The project answered the above questions in several steps: (1) By identifying existing indicators suitable for assessing resilience of SCIs, (2) By identifying new smart resilience indicators including those from Big Data, (3) By developing, a new advanced resilience assessment methodology based on smart RIs and the resilience indicators cube, including the resilience matrix, (4) By developing the interactive SCI Dashboard tool, and (5) By applying the methodology/tools in 8 case studies, integrated under one virtual, smart-city-like, European case study. The SCIs considered (in 8 European countries!) deal with energy, transportation, health, and water.
Responding to EC Call H2020-DRS-2014-2015: Disaster Resilience: Safeguarding and securing society, including adapting to climate change, the project produced a complete resilience assessment methodology with several accompanying tools, notably the ResilienceTool which supports all of the developed methodology’s features. The methodology and its tools’ good reception made it clear to the consortium that the tool should and could be developed further which actually drove it from the promised RTL4 level (validation in lab) to a fully operational tool at TRL7 (operational prototype) with several real-world cases already implemented within.
Additionally, later in the project, the consortium identified an opportunity to drive the project’s results’ dissemination further and created the new work package (WP9): Ensuring uptake and sustainability of project results which would form the basis for the development of the European Risk and Resilience Assessment agency (ERRA) and that will see the embedding of the project’s results in the new ISO standard 31050: Guidance for managing emerging risks to enhance resilience.
For more information regarding the ResilienceTool, a full user guide is publically available as deliverable D3.7: “The ResilienceTool” of the SmartResilience project on the SmartResilience project’s website.

Main results

The European project SmartResilience has yielded five major break-through results:

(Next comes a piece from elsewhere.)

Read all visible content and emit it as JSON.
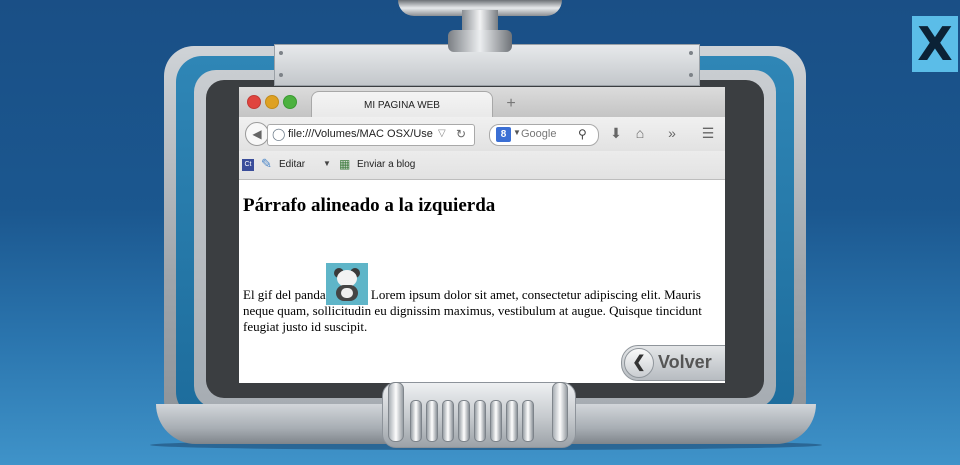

1.    Method:
An innovative state-of-the art concept enabling quantitative assessment of resilience. The concept aims combines the advantages of approaches oriented towards the easy-to-understand communication of the assessments results (such as “resilience very high” or “resilience level red”) with the advantages of the in-depth assessment approaches, providing many, but often difficult to understand results (e.g. detailed textual reports from complex resilience exercises). This main elements of the indicator-based concept are the “resilience cube” at the top, and the assessment methodology allowing to (a) assess resilience in a given moment in time and monitor it over the time, (b) analyze it during a particular adverse effect scenario, (c) benchmark it, (d) stress-test it, (e) analyze it in a system of multiple infrastructures and, last but not least, (f) optimize it a transparent and intuitive way. The concept is public, presented in publications and presentation and is being summarized in a book under preparation with the publisher (Springer).

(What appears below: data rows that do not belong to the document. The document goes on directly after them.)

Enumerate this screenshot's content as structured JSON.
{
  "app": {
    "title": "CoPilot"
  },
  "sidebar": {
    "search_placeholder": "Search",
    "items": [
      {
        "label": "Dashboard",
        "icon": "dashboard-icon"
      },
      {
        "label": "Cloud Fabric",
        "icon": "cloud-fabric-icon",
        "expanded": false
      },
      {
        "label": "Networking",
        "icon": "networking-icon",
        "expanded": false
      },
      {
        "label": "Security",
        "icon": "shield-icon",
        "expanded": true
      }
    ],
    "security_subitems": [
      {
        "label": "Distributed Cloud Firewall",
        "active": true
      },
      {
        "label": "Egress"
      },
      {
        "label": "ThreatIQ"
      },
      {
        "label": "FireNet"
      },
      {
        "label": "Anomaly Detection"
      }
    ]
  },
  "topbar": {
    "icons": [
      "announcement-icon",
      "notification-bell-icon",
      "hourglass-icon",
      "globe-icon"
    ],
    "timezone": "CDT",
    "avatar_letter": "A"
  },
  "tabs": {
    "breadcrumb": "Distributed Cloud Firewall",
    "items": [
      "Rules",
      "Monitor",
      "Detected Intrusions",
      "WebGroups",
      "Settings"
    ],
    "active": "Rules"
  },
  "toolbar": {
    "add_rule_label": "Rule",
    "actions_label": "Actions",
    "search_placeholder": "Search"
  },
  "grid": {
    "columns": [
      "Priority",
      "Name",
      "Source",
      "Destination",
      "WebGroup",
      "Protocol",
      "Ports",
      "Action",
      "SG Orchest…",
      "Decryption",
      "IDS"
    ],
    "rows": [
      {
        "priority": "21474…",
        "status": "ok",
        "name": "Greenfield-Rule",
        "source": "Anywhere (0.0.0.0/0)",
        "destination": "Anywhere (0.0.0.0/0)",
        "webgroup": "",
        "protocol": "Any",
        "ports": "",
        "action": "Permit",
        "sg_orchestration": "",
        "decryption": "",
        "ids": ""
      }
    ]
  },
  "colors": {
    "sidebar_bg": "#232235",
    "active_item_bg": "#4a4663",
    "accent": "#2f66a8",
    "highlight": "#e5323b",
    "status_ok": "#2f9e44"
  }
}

2.    Tool:
The concept is applied within a web-based system, the main elements of which are the resilience indicator database (over 4,000 indicators available, over 3,000 indicators and almost 1,000 issues), the web-suite of tools (over 20different, combining those pertinent and developed within SmartResilience project with the “” external” ones) and repository of the application cases, the later in itself supporting future analyses.


3.    Applications:
The concept has been practically applied in 19 case studies in which over 300 different resilience assessments were made, about 30% of those made for the stakeholders outside the project (e.g. in other DRS EU projects or the institutions supporting the partners in the projects – e.g. ministries). The concept has been discussed and agreed with over 50 different organizational stakeholders, setup at 7 external-to-the-project “MySmartResilience” sub-sites.